Your goal: Pull out every line in the data that has the string "Real" in it.

(Stored entries)
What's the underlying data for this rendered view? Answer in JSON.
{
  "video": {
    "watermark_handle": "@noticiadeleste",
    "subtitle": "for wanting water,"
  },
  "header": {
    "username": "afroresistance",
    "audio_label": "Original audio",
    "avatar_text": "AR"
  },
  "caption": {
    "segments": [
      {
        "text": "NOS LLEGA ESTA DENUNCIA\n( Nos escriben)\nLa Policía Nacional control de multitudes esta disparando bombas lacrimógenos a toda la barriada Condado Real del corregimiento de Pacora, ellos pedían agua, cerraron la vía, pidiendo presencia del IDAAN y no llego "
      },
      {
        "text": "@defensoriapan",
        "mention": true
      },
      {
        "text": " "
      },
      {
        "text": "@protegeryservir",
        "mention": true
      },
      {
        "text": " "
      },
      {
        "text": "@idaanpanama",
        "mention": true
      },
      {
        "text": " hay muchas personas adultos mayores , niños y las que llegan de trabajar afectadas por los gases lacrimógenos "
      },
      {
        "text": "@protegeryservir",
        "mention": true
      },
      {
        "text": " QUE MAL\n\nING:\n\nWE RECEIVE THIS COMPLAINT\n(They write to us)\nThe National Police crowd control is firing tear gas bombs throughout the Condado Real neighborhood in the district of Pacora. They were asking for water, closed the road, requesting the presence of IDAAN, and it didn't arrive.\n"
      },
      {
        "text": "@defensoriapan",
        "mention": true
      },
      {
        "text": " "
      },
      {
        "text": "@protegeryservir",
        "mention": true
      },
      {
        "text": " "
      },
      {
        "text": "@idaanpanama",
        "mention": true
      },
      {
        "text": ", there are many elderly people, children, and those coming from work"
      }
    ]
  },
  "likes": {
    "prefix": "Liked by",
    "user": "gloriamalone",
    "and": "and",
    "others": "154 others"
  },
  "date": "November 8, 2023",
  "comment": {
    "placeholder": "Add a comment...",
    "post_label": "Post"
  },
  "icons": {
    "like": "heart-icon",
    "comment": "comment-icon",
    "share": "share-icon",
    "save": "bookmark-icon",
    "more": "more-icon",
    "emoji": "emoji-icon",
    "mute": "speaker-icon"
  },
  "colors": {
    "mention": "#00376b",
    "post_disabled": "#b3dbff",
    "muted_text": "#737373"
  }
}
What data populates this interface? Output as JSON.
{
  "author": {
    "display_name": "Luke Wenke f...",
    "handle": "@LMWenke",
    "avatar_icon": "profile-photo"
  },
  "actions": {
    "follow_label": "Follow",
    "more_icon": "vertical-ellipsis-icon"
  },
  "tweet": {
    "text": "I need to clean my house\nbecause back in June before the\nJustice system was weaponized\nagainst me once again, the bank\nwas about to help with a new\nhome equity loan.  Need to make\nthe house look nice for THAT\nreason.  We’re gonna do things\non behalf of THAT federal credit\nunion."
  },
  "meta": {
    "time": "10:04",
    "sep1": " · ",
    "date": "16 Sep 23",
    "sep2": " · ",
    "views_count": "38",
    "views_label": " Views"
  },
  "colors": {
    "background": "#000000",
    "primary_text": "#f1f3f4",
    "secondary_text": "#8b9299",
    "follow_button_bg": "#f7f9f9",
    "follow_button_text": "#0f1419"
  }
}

Written reply:
        "text": "NOS LLEGA ESTA DENUNCIA\n( Nos escriben)\nLa Policía Nacional control de multitudes esta disparando bombas lacrimógenos a toda la barriada Condado Real del corregimiento de Pacora, ellos pedían agua, cerraron la vía, pidiendo presencia del IDAAN y no llego "
        "text": " QUE MAL\n\nING:\n\nWE RECEIVE THIS COMPLAINT\n(They write to us)\nThe National Police crowd control is firing tear gas bombs throughout the Condado Real neighborhood in the district of Pacora. They were asking for water, closed the road, requesting the presence of IDAAN, and it didn't arrive.\n"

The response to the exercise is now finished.